Originally Posted by Agota
P.S. One of my favorite episodes was the one where I found out that apparently, a french frie is officially a vegetable in U.S. What's wrong with people who watch after nutrition in schools? Do they want to kill the entire generation or what?
This goes to the heart of why the obesity problem is so much bigger (no pun intended) than 'lazy fat people who can't be bothered to eat less or exercise'.
I grew up in a family that grew their own vegetables, and what we didn't grow, we often went and picked direct from growers. I was raised to eat and cook whole, healthy foods (icecream and soft drinks were for birthdays only, and I didn't even try a McDonalds burger till I was a teenager), my parents took me on walks and paid for ballet and gym classes.
Unsurprisingly, I have never been overweight. And likewise, it is hard for me to get my head around the idea of a french fry being regarded as a vegetable because I have always known better than that. To be honest, I find it hard to get my head around the idea that a lot of people don't know how to poach an egg, grow vegetables or roast a chicken. But that is the reality
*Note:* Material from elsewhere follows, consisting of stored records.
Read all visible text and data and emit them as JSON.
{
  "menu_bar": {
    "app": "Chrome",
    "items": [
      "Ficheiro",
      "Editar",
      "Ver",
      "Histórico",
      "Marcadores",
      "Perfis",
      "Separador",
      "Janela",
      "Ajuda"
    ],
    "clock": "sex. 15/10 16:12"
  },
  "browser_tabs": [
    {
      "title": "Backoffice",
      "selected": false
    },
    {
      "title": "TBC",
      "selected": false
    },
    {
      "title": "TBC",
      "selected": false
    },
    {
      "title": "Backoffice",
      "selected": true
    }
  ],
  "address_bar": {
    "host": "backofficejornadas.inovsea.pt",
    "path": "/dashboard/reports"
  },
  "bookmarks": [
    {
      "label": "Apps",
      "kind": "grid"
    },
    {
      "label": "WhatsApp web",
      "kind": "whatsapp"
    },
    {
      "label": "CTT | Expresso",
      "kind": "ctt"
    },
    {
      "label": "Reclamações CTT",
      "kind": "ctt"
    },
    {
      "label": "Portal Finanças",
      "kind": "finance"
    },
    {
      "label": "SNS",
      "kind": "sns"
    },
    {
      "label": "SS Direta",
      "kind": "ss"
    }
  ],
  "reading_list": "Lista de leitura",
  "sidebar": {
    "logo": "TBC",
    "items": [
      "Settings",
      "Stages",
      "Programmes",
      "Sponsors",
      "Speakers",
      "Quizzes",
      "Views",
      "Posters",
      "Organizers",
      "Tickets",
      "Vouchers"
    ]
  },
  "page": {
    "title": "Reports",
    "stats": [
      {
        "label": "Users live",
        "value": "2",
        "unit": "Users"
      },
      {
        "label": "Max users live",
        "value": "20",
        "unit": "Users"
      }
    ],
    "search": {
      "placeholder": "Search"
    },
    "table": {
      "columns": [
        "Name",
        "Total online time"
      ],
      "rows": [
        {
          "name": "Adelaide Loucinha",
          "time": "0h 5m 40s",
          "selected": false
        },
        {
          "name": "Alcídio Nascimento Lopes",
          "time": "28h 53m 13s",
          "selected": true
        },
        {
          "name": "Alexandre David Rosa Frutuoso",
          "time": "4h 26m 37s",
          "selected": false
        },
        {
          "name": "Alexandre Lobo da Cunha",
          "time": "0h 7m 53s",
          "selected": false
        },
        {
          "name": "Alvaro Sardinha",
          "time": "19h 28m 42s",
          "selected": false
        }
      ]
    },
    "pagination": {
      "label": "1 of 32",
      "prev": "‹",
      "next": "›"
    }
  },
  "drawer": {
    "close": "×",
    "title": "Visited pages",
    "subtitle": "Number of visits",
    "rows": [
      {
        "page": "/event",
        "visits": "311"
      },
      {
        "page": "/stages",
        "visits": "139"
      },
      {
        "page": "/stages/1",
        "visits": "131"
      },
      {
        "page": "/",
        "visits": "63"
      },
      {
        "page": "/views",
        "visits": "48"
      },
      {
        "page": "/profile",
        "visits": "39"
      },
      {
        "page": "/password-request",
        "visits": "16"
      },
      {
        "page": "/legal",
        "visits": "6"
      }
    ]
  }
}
There is a whole generation of people who spent 95+percent of their day sitting or lying down, who have never been taught to cook, and therefore live on food produced by others, who have totally screwed-up ideas about what foods are healthy and what are not, have tastes for fatty, sugary foods that have been cultivated since they were too young to be able to choose foods for themselves, and for whom the idea of the ongoing effort for what may be years of completely changing everything about what they are used to eating and doing is just waaaay too big to contemplate or endure.
Let's not even go to the fact that obesity is strongly correlated with poverty, and that eating healthily and exercising requires both financial and/or significant time investment. If you are working two jobs to support your family of five on minimum wage (or if you are pouring 80 hours a week into climbing the corporate ladder as a single person), finding time to shop for and prepare nutritious meals and exercise becomes much, much harder.
The problem with 'the people who watch over nutrition in schools' is that they are funded by or reliant on substantial discounting from food-producing corporations. So there is a vested interest in promoting 'food products' over actual food. This is what happens when schools are underfunded - they have to turn to corporate interests to stay afloat. And those corporate interests are not in our waistlines, they're in the company bottom line.